Welcome to the crowd of formerly laid off employees!

[I've been laid off twice, and I know how it feels. Interestingly, I think both of those layoffs were ultimately good for my career and my bank account. I wish the same for you!]

People are usually laid off for being in the wrong place at the wrong time in an organization which has decided it needs to cut expenses, specifically the people costs it has.

Don't expect logic in who gets laid off and who doesn't, which departments survive and which don't, etc. There is often no discernable logic involved.

Being selected to be laid off is often just bad luck. Don't feel like you are a failure.  If anyone has failed, it is the management of the organization.  Don't let the layoff destroy your confidence.

Do's and Don'ts for Surviving Your Layoff

Do's - Pre-Notification

If layoffs are happening or if the feeling of many employees is that layoffs will be happening soon, get started.

Do's - When and After They Give You the News:

Once you have had the official meeting and gotten the official notice that you have been laid off, collect your personal belongings from the workplace, and then...

Do NOT's - Don't Do These Things After Your Layoff

Some things are better not done!

Look ahead to your future!

Strangely, being laid off can be a good thing. We often stay in jobs we don’t like out of inertia – too busy, or not quite unhappy enough to make the effort to find a new job. A layoff pushes us "out of the nest" into an involuntary job search -- which can lead to a better job, a promotion, a career change, and, even, more money and happiness! See Involuntary Change Can Be Good for another perspective.

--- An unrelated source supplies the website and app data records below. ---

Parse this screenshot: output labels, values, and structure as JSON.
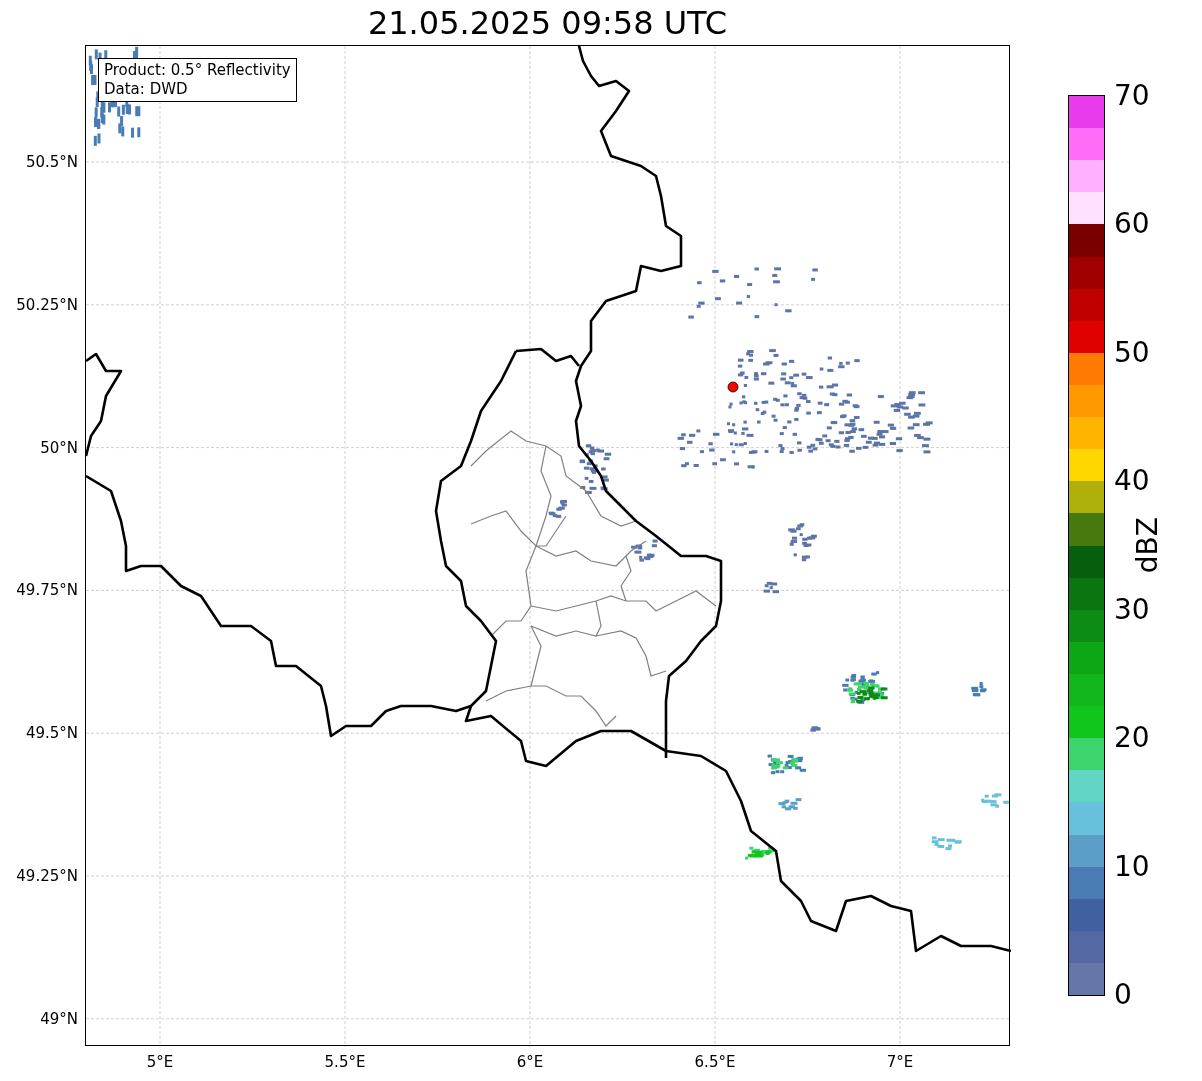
{
  "title": "21.05.2025 09:58 UTC",
  "info_box": [
    "Product: 0.5° Reflectivity",
    "Data: DWD"
  ],
  "map": {
    "y_tick_labels": [
      "50.5°N",
      "50.25°N",
      "50°N",
      "49.75°N",
      "49.5°N",
      "49.25°N",
      "49°N"
    ],
    "x_tick_labels": [
      "5°E",
      "5.5°E",
      "6°E",
      "6.5°E",
      "7°E"
    ]
  },
  "colorbar": {
    "label": "dBZ",
    "ticks": [
      "70",
      "60",
      "50",
      "40",
      "30",
      "20",
      "10",
      "0"
    ],
    "bands": [
      {
        "color": "#e83cec"
      },
      {
        "color": "#ff6cf8"
      },
      {
        "color": "#ffb0ff"
      },
      {
        "color": "#ffe0ff"
      },
      {
        "color": "#7a0000"
      },
      {
        "color": "#a00000"
      },
      {
        "color": "#c00000"
      },
      {
        "color": "#e00000"
      },
      {
        "color": "#ff7a00"
      },
      {
        "color": "#ff9900"
      },
      {
        "color": "#ffb500"
      },
      {
        "color": "#ffd700"
      },
      {
        "color": "#b0b00a"
      },
      {
        "color": "#477a0c"
      },
      {
        "color": "#075e0c"
      },
      {
        "color": "#0b7510"
      },
      {
        "color": "#0c8c12"
      },
      {
        "color": "#0ea614"
      },
      {
        "color": "#11b61a"
      },
      {
        "color": "#10c61c"
      },
      {
        "color": "#3cd46c"
      },
      {
        "color": "#62d6c6"
      },
      {
        "color": "#67c0dc"
      },
      {
        "color": "#5b9fc8"
      },
      {
        "color": "#4a7cb4"
      },
      {
        "color": "#4160a0"
      },
      {
        "color": "#5468a3"
      },
      {
        "color": "#6577a8"
      }
    ]
  }
}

Additional information: See Nancy Collamer's excellent Website for MORE tips and information.

About the author...

Online job search expert Susan P. Joyce has been observing the online job search world and teaching online job search skills since 1995. A veteran of the United States Marine Corps, Susan is a two-time layoff “graduate” who has worked in human resources at Harvard University and in a compensation consulting firm. Since 1998, Susan has been editor and publisher of Follow Susan on Twitter at @jobhuntorg and on Google+.